“Congratulations at last to the new NYC Department of Veterans’ Services on coming into being! The NYC Veterans Alliance is proud to have worked toward the passage of legislation creating this vital, independent agency, and we are grateful to Commissioner Sutton and her growing team for all that they are doing to ensure that MOVA will transition seamlessly into its broadened role in serving the NYC veterans community. We believe that with proper resourcing, strategy, and support, DVS will be able to lead the nation on improving the lives of veterans, service members, and their families at the local level. We look forward to having continued input on budgeting, policies, and outcomes that impact our community as advocates and partners in the success of the Department of Veterans’ Services,” said Kristen L. Rouse, Army Veteran and Founding Director of the NYC Veterans Alliance.

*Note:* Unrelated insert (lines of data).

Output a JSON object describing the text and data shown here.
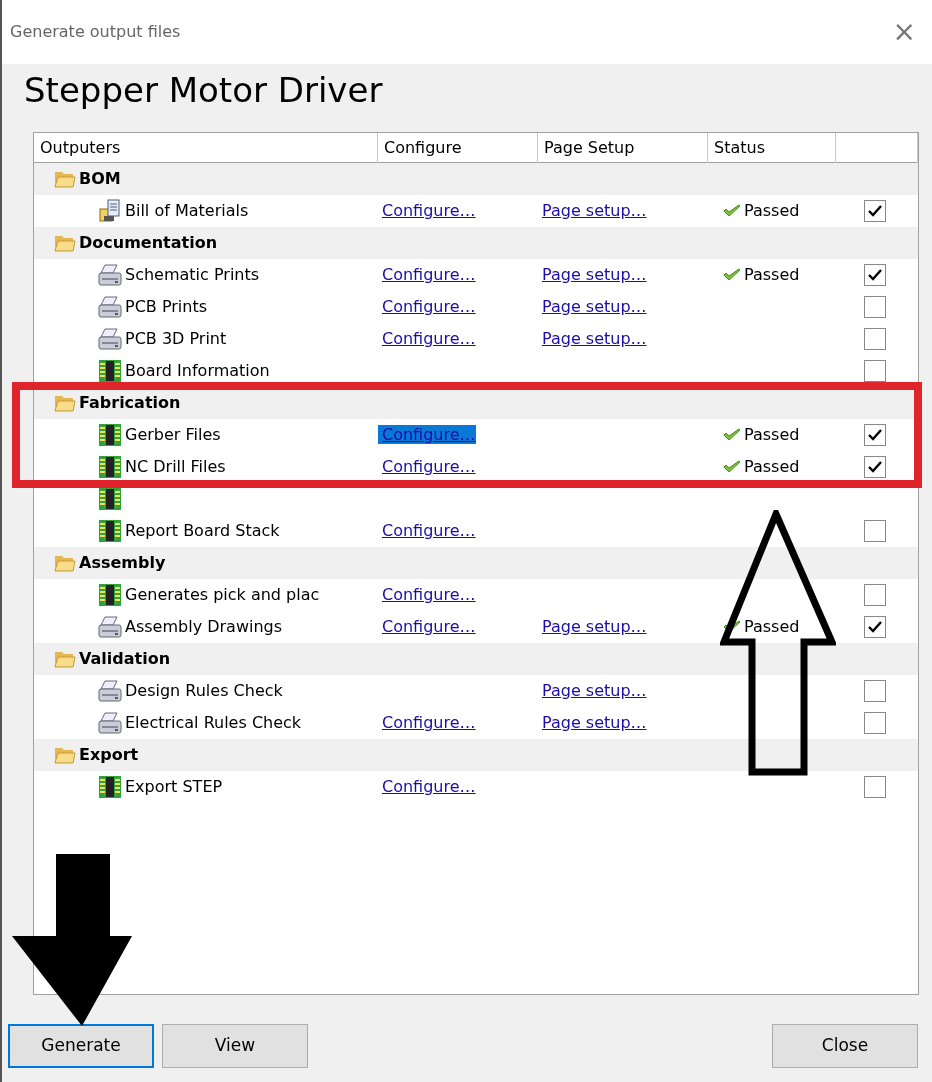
{
  "window": {
    "title": "Generate output files",
    "close": "×"
  },
  "heading": "Stepper Motor Driver",
  "table": {
    "columns": [
      "Outputers",
      "Configure",
      "Page Setup",
      "Status"
    ],
    "groups": [
      {
        "name": "BOM",
        "items": [
          {
            "name": "Bill of Materials",
            "kind": "bom",
            "configure": "Configure…",
            "configure_selected": false,
            "page_setup": "Page setup…",
            "status": "Passed",
            "checked": true
          }
        ]
      },
      {
        "name": "Documentation",
        "items": [
          {
            "name": "Schematic Prints",
            "kind": "printer",
            "configure": "Configure…",
            "configure_selected": false,
            "page_setup": "Page setup…",
            "status": "Passed",
            "checked": true
          },
          {
            "name": "PCB Prints",
            "kind": "printer",
            "configure": "Configure…",
            "configure_selected": false,
            "page_setup": "Page setup…",
            "checked": false
          },
          {
            "name": "PCB 3D Print",
            "kind": "printer",
            "configure": "Configure…",
            "configure_selected": false,
            "page_setup": "Page setup…",
            "checked": false
          },
          {
            "name": "Board Information",
            "kind": "board",
            "checked": false
          }
        ]
      },
      {
        "name": "Fabrication",
        "items": [
          {
            "name": "Gerber Files",
            "kind": "board",
            "configure": "Configure…",
            "configure_selected": true,
            "status": "Passed",
            "checked": true
          },
          {
            "name": "NC Drill Files",
            "kind": "board",
            "configure": "Configure…",
            "configure_selected": false,
            "status": "Passed",
            "checked": true
          },
          {
            "kind": "board"
          },
          {
            "name": "Report Board Stack",
            "kind": "board",
            "configure": "Configure…",
            "configure_selected": false,
            "checked": false
          }
        ]
      },
      {
        "name": "Assembly",
        "items": [
          {
            "name": "Generates pick and plac",
            "kind": "board",
            "configure": "Configure…",
            "configure_selected": false,
            "checked": false
          },
          {
            "name": "Assembly Drawings",
            "kind": "printer",
            "configure": "Configure…",
            "configure_selected": false,
            "page_setup": "Page setup…",
            "status": "Passed",
            "checked": true
          }
        ]
      },
      {
        "name": "Validation",
        "items": [
          {
            "name": "Design Rules Check",
            "kind": "printer",
            "page_setup": "Page setup…",
            "checked": false
          },
          {
            "name": "Electrical Rules Check",
            "kind": "printer",
            "configure": "Configure…",
            "configure_selected": false,
            "page_setup": "Page setup…",
            "checked": false
          }
        ]
      },
      {
        "name": "Export",
        "items": [
          {
            "name": "Export STEP",
            "kind": "board",
            "configure": "Configure…",
            "configure_selected": false,
            "checked": false
          }
        ]
      }
    ]
  },
  "buttons": [
    {
      "label": "Generate",
      "focused": true
    },
    {
      "label": "View",
      "focused": false
    },
    {
      "label": "Close",
      "focused": false
    }
  ],
  "annotations": [
    {
      "kind": "highlight-box"
    },
    {
      "kind": "up-arrow"
    },
    {
      "kind": "down-arrow"
    }
  ]
}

“What an exciting time to be a Veteran in NYC, and we salute the City for bringing to us the Department of Veterans’ Services,” said Retired CMSgt Edward W. Schloeman, Chair of Operation Warrior Shield.

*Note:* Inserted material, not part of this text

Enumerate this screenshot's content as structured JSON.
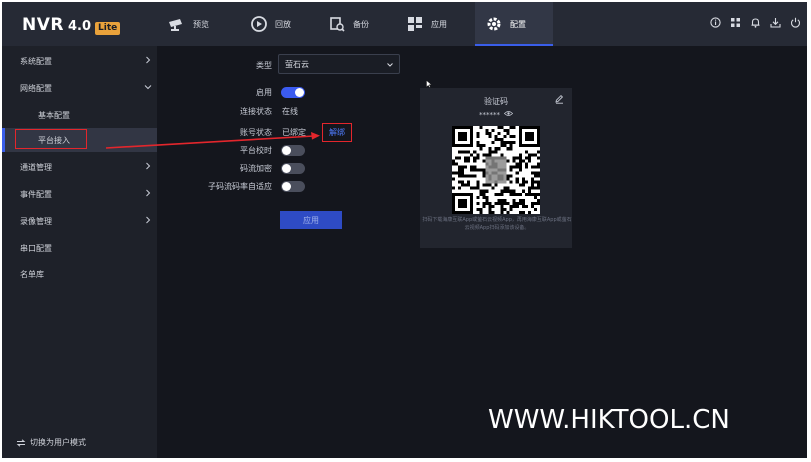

“We are extremely impressed with Mayor de Blasio’s efforts to create New York City’s Department of Veterans’ Services,” said Retired Army Colonel Jim McDonough, Managing Director of Programs and Services at Syracuse University’s Institute for Veterans and Military Families. “Not only is this a decisive step toward better aligning services for the city’s military-connected members and their families, it also represents a call to municipalities across the country to dedicate the same to their military-connected members to ensure they receive the very best care, services and resources to succeed.”
“New York City is home to more than 200,000 veterans who have courageously served our country and defended our freedom,” said Christopher Perkins, Managing Director at Citi. “The Department of Veterans’ Services will help assist veterans and their families as they navigate the transition back to civilian life. Through our Citi Salutes initiative, we are committed to serving the military community and working with partners like the City of New York to support our brave service members and their families.”
"We're ecstatic about Mayor de Blasio's efforts to expand the City's capabilities to serve our Military members, Veterans and their families through the newly created Department of Veterans' Services,” said Dan Brillman, CEO of Unite U.S. “This is an innovative step towards broadening the city's ability to provide the best care and services for years to come, and we believe this sets an important precedent for other cities to follow.”